Thursday, June 26, 2008
A second-generation artificial retina chip called the Argus II Retinal Prosthesis System is beginning clinical trials. The new retina chip was designed at the University of California at Santa Cruz and fabricated by Second Sight Medical Products. The Argus II works by implanting the artificial retina chip directly inside the eye atop the old retina. An array of electrodes stimulates THE optic nerve cells, sending an image to the brain's vision centers. The plasticity of the brain's vision processing capabilities enable it to adapt to the artificially generated signals. A tiny wire connects the artificial retina to a circular antenna mounted around the pupil on the inside front of the eye. A video camera mounted on a pair of eyeglasses wirelessly transmits images to a belt pack containing a microprocessor that processes the video signal, then transmits it to the antenna in the eye, which in turn sends signals down the wire to directly stimulate optic nerves with the implanted electrode array.

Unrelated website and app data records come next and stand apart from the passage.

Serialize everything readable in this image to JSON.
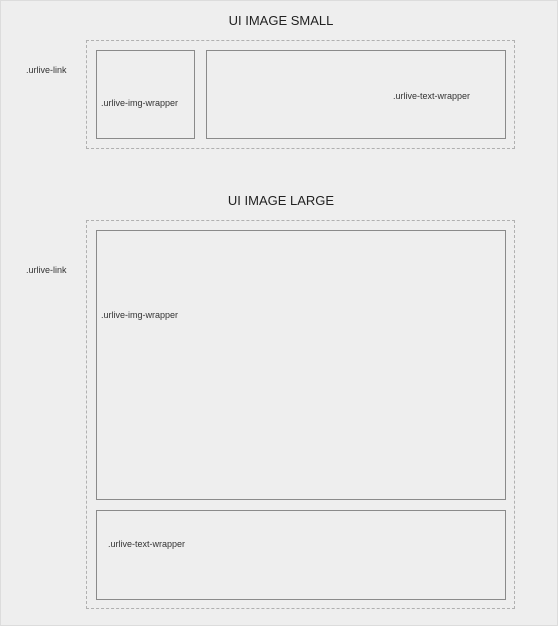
{
  "small": {
    "title": "UI IMAGE SMALL",
    "link_label": ".urlive-link",
    "img_wrapper_label": ".urlive-img-wrapper",
    "text_wrapper_label": ".urlive-text-wrapper"
  },
  "large": {
    "title": "UI IMAGE LARGE",
    "link_label": ".urlive-link",
    "img_wrapper_label": ".urlive-img-wrapper",
    "text_wrapper_label": ".urlive-text-wrapper"
  },
  "colors": {
    "background": "#eeeeee",
    "dashed_border": "#b0b0b0",
    "solid_border": "#8a8a8a",
    "text": "#333333"
  }
}
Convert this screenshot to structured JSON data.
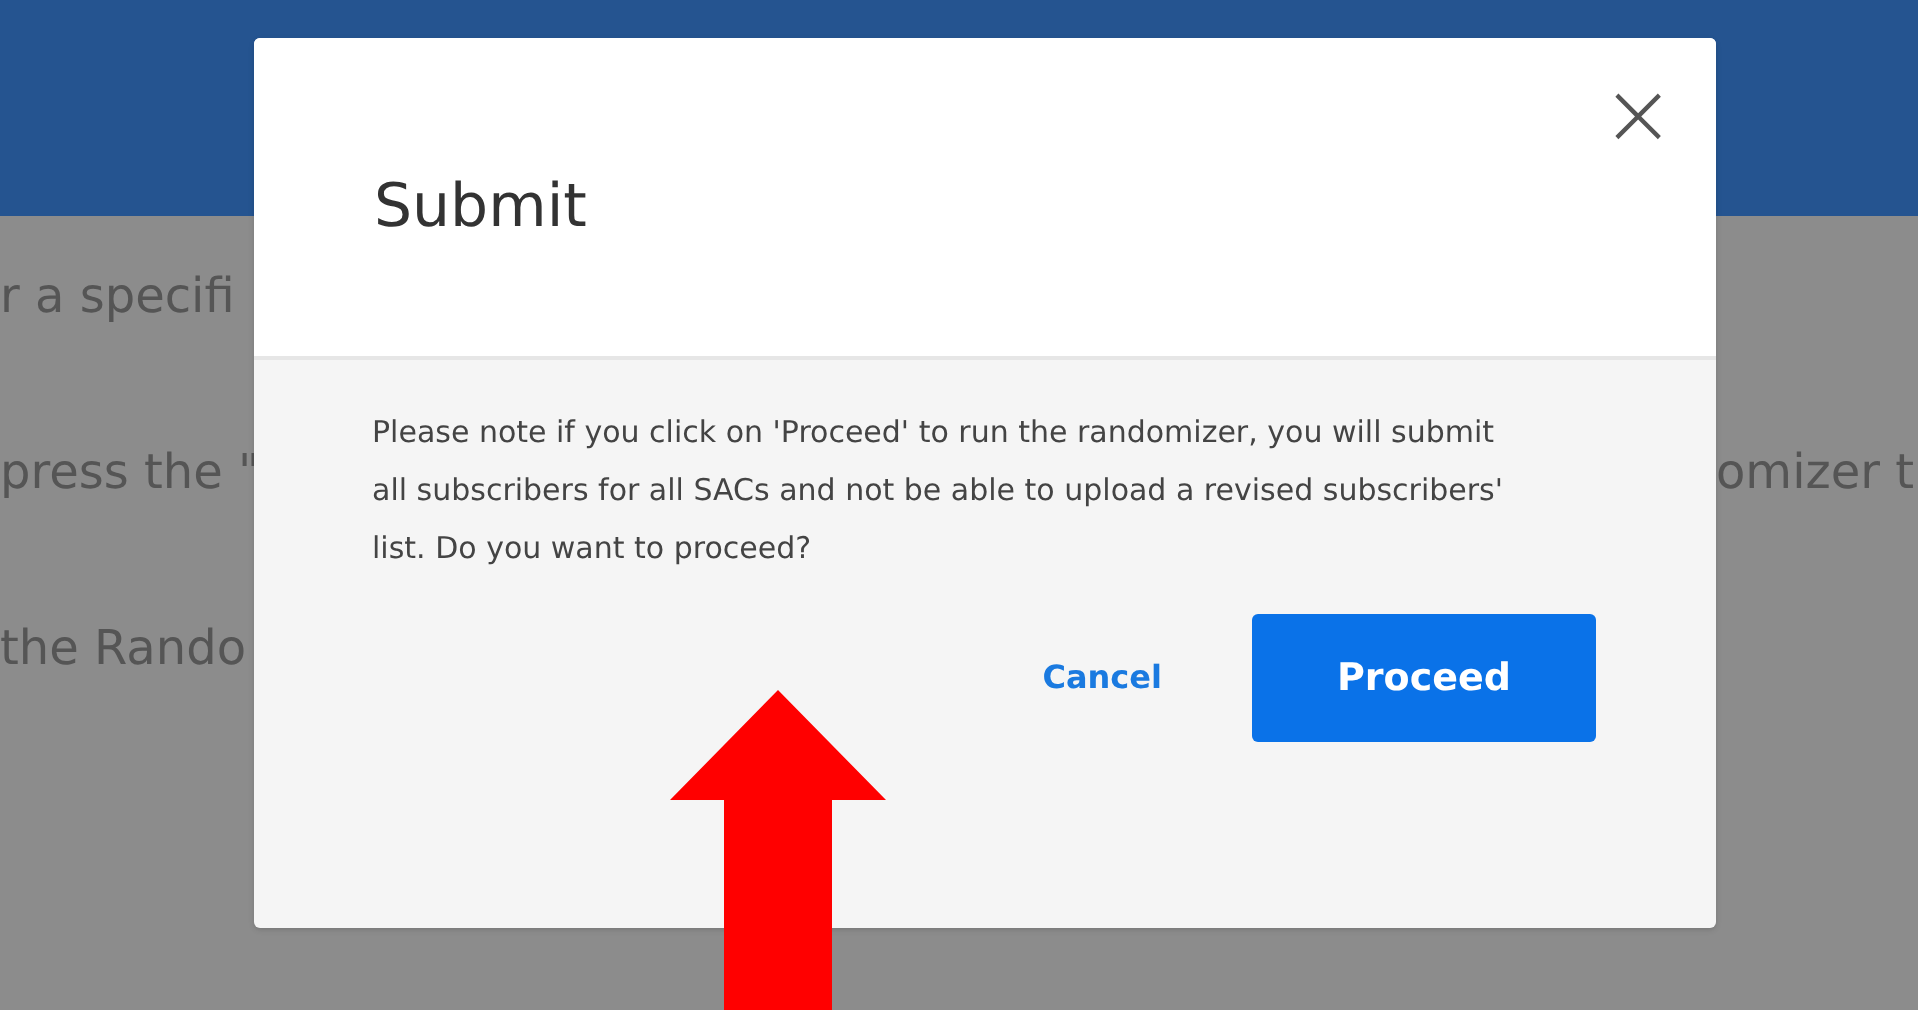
{
  "background": {
    "left_lines": [
      "r a specifi",
      "press the \"",
      "the Rando"
    ],
    "right_lines": [
      "omizer t"
    ]
  },
  "dialog": {
    "title": "Submit",
    "close": "×",
    "message": "Please note if you click on 'Proceed' to run the randomizer, you will submit all subscribers for all SACs and not be able to upload a revised subscribers' list. Do you want to proceed?",
    "buttons": [
      {
        "label": "Cancel",
        "kind": "link"
      },
      {
        "label": "Proceed",
        "kind": "primary"
      }
    ]
  },
  "annotation": {
    "kind": "arrow"
  }
}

The electrode array was cast using a 1.2-micron CMOS process on a 5.5x5.25 millimeter die consuming 42 milliwatts. It achieves 4-bit resolution for each of the 60 implanted electrodes. Both power and data are supplied to the chip wirelessly.
Posted by R. Colin Johnson at 7:57 AM